Kelly Hayhow is one of our MVP gems - her long-standing passion for wildlife has morphed into an often full-time job as she hand-rears or rehabilitates injured or orphaned animals.  

"My passion for wildlife is certainly inherited from my mum, I remember as a child she hand reared a baby sparrow in a cage on the bedroom windowsill, the sparrows parents would come down and feed it as well. So it was only natural that I would go into a career in caring for animals.
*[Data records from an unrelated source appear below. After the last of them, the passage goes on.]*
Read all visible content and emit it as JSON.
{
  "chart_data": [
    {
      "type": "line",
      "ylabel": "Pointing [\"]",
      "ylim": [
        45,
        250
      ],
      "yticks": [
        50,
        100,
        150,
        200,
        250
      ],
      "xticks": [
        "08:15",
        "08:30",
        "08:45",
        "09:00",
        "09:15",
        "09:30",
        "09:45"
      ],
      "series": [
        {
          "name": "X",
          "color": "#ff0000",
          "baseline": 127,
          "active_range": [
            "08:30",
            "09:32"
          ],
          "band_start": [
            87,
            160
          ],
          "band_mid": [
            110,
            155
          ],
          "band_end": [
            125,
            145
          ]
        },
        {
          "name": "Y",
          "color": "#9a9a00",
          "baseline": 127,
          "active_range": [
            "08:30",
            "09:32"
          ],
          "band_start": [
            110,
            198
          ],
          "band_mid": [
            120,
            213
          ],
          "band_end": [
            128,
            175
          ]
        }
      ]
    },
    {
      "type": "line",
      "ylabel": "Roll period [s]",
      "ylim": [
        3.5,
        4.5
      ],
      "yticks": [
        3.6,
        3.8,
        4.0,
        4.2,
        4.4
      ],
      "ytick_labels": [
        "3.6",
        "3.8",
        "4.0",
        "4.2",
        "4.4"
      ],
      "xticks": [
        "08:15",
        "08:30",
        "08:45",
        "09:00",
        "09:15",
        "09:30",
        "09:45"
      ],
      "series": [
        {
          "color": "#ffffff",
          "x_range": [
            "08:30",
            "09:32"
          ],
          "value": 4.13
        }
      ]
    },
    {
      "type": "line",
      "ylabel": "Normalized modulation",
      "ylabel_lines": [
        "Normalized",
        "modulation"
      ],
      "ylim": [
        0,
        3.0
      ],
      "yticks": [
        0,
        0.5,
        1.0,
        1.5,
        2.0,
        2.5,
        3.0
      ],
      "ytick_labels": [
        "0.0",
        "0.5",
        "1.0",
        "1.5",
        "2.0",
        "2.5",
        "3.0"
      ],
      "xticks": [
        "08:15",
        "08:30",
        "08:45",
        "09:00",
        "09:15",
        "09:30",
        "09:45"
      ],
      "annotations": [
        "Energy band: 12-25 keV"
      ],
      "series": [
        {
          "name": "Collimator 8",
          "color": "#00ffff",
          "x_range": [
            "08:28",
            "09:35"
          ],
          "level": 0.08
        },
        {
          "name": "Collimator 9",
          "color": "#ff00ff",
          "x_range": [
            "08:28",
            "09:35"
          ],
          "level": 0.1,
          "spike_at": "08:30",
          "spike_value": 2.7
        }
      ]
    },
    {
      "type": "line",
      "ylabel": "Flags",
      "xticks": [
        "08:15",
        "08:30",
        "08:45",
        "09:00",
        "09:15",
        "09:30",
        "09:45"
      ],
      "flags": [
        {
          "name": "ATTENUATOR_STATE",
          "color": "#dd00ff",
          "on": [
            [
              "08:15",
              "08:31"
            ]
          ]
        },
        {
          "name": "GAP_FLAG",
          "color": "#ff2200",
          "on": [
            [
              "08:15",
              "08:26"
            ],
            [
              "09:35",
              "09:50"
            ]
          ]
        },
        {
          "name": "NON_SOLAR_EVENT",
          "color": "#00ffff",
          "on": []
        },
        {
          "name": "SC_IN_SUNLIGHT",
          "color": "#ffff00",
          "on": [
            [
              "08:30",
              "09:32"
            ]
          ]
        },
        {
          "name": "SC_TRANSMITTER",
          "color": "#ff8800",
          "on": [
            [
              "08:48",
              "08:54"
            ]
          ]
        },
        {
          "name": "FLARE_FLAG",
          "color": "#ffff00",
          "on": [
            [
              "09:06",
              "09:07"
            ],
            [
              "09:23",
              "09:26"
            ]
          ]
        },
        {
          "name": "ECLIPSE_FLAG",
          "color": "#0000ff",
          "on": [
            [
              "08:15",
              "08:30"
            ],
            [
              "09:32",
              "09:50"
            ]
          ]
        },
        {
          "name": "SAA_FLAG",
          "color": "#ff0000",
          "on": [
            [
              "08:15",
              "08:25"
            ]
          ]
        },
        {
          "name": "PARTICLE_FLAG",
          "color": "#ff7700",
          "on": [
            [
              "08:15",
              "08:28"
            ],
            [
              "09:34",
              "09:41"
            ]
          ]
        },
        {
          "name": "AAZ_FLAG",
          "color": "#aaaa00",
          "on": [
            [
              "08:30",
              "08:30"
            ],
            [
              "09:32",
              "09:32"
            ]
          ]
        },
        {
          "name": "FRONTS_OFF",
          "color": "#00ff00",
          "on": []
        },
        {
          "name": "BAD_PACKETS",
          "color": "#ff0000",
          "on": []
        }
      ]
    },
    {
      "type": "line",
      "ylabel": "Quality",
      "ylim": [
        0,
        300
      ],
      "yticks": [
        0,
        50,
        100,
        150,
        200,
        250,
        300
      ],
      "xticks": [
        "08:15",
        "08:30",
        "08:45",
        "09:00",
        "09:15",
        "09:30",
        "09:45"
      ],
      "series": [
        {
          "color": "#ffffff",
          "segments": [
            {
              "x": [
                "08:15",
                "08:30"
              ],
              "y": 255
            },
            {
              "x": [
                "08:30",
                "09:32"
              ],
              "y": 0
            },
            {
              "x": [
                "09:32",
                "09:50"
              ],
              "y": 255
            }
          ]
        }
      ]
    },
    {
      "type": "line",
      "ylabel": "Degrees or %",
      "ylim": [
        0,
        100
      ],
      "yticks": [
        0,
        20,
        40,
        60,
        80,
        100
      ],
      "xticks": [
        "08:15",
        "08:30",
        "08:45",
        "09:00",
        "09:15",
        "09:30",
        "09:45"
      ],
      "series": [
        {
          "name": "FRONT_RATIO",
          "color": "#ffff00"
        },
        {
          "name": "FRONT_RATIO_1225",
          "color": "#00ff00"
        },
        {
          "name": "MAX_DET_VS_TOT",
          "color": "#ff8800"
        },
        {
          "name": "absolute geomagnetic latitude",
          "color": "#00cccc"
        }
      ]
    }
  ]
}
Working in a vets since I was 15 has given me invaluable experience and skills with wildlife along with volunteering in a wildlife hospital every other weekend assisting with their rescues as well. Here at MVP while we are not a wildlife hospital we still have many injured/orphaned birds and animals brought into us.  I'm very lucky that we have a separate quiet isolation ward for wildlife away from the hustle and bustle of the busy practice, here it can stay while being assessed for the appropriate course of action.

The vets are always willing to give everything a fighting chance wherever possible and the cost of this is generously absorbed by the practice. When the time comes for the wildlife to leave the practice it is usually in a cage bound for my house or my mums who helps out tremendously with the space and rehabilitation.

We have various runs, cages, aviarys and sheds to accommodate the wide variety of visiting wildlife such as hedgehogs, geese, swans, corvids, the odd badger, fox and many many blackbirds to name but a few.

My most memorable rescue/hand rear was a one day old fawn called Frankie, who lived with us for 18 months before moving to a wildlife centre in Gloucester.  He was certainly my most challenging but most rewarding rescue!

My favourite creature has to be the hedgehog, this year has been our busiest year by far, many of them are still with us overwintering until their release in the spring. My very special case this year is "Hope", she was brought to MVP by a member of the public after being found out in daylight (a hedgehog out in daylight always needs help). She weighed just 50g, was covered in fly eggs which would have quickly hatched into maggots. After examination and warm fluids from the vet she came home with me.  I spent 3 hours carefully removing all the fly eggs, keeping her warm and giving her small amounts of food, 4 hours later she collapsed and I thought there was no hope (excuse the pun) but not one to give up I persevered through the night. Six months later "Hope" now weighs 500g and is due for release this spring.

I'm very lucky that I have a great support network both at work and at home with a very patient husband.  My family are used to me arriving home from work with the mystery cardboard box, my youngest son is always keen to see what I've got and to get stuck into helping, he's certainly inheriting my passion.

Obviously our main aim is that wildlife be put back into the wild wherever possible and that help or a rescue is only given when appropriate.  We have many many seemingly orphaned birds brought into the practice especially in the spring, many of these birds are simply exploring their surroundings and often have parents nearby keeping a close eye.

If the baby birds are in danger from cats or roads for example, then of course is absolutely appropriate to rescue them and get them to your nearest willing vets or wildlife centre.

I hope that I can continue to rescue, rehabilitate and release the many species of wildlife we see.  There is no better feeling than seeing an animal or bird survive against all odds to then go on to be released and live a normal life in the wild."